* What needs to be done *
What lines in the data below mention the string "logo"? Copy them out.

* Data excerpts *
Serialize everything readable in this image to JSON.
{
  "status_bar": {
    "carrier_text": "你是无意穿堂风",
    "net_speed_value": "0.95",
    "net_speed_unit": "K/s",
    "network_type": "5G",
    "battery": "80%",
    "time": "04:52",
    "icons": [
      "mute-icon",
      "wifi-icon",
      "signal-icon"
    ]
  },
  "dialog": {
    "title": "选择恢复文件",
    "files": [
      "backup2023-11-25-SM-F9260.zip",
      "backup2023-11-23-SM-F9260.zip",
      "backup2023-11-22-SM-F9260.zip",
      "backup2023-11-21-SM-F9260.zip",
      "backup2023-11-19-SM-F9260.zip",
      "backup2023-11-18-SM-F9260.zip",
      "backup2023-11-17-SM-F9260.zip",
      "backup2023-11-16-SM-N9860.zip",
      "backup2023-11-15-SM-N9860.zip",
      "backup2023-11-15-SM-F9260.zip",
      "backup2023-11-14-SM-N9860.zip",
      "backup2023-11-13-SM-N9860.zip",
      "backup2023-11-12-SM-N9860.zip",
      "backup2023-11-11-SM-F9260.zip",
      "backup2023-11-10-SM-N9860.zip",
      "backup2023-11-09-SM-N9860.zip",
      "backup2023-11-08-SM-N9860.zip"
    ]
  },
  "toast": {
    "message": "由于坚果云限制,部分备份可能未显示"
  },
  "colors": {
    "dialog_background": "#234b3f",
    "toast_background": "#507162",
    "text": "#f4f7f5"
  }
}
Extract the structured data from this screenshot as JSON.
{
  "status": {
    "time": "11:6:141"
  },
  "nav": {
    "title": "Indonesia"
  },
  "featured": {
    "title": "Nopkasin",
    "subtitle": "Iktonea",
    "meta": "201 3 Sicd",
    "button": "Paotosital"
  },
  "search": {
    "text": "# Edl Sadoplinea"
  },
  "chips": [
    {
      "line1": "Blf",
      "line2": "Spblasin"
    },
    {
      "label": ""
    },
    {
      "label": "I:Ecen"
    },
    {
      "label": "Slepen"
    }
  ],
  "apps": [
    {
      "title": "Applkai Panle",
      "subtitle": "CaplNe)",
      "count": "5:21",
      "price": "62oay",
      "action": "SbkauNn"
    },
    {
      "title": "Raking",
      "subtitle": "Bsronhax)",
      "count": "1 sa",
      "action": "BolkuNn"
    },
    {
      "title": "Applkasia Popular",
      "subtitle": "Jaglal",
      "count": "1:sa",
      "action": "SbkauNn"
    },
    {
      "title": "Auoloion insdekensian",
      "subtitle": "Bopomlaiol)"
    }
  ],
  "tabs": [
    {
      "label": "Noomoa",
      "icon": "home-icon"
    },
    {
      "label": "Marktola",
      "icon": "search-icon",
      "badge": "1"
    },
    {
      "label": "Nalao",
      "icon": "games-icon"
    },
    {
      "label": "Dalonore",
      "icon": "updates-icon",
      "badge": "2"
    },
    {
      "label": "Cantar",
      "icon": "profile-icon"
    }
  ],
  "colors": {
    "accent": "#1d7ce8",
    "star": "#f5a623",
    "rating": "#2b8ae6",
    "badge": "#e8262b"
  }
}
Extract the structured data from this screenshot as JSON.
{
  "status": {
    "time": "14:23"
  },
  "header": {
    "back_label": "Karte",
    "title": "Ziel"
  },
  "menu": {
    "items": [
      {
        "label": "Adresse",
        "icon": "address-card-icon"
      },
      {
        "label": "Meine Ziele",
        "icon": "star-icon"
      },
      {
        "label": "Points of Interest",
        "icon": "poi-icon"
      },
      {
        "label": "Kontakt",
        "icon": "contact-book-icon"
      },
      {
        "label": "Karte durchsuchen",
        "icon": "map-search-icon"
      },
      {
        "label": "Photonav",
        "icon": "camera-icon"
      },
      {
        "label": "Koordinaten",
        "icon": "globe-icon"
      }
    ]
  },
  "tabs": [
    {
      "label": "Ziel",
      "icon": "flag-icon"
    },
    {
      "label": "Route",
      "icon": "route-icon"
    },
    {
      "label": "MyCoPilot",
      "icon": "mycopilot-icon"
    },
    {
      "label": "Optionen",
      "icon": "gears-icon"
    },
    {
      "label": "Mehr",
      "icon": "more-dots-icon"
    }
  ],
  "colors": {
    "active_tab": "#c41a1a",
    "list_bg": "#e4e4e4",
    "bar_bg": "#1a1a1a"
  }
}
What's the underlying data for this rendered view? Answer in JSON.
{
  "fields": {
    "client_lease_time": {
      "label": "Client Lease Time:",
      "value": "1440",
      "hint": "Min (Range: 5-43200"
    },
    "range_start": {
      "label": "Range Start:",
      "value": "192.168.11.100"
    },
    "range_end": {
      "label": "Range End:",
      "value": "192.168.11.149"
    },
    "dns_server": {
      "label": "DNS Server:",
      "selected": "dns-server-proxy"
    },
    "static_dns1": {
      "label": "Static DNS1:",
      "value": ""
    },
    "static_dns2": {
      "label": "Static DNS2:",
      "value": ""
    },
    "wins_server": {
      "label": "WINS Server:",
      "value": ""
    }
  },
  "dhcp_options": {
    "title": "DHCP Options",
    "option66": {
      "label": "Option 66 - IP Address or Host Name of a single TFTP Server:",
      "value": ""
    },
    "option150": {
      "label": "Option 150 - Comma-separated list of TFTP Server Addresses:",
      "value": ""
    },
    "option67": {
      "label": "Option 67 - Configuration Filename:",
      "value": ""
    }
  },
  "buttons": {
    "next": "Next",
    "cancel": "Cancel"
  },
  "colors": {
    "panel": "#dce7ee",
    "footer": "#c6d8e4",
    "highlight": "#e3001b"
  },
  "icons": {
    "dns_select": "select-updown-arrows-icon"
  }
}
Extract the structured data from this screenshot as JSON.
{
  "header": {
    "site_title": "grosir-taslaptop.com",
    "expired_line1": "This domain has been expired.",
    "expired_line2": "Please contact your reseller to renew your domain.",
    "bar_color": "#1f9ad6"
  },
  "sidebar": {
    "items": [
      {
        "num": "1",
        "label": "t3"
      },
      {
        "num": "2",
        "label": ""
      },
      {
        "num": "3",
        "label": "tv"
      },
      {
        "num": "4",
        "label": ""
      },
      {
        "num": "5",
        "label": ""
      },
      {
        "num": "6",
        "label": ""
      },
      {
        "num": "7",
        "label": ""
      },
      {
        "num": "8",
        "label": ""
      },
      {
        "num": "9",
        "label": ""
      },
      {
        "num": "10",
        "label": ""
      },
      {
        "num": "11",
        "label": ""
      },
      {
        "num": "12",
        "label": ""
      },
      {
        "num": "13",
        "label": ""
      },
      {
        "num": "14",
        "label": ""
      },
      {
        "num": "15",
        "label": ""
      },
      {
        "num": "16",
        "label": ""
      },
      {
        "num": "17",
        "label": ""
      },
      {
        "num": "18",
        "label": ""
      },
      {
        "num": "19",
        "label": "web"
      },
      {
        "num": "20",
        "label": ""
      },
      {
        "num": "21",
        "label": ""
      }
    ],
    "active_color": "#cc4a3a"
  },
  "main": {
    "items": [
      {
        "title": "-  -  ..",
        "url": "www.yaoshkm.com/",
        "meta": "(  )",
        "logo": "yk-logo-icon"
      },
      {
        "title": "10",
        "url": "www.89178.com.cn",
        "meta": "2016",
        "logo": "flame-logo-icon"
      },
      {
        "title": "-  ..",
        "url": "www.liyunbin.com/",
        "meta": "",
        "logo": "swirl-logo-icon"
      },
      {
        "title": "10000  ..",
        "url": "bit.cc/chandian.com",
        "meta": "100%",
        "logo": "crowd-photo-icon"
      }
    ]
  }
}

* Task output *
        "logo": "yk-logo-icon"
        "logo": "flame-logo-icon"
        "logo": "swirl-logo-icon"
        "logo": "crowd-photo-icon"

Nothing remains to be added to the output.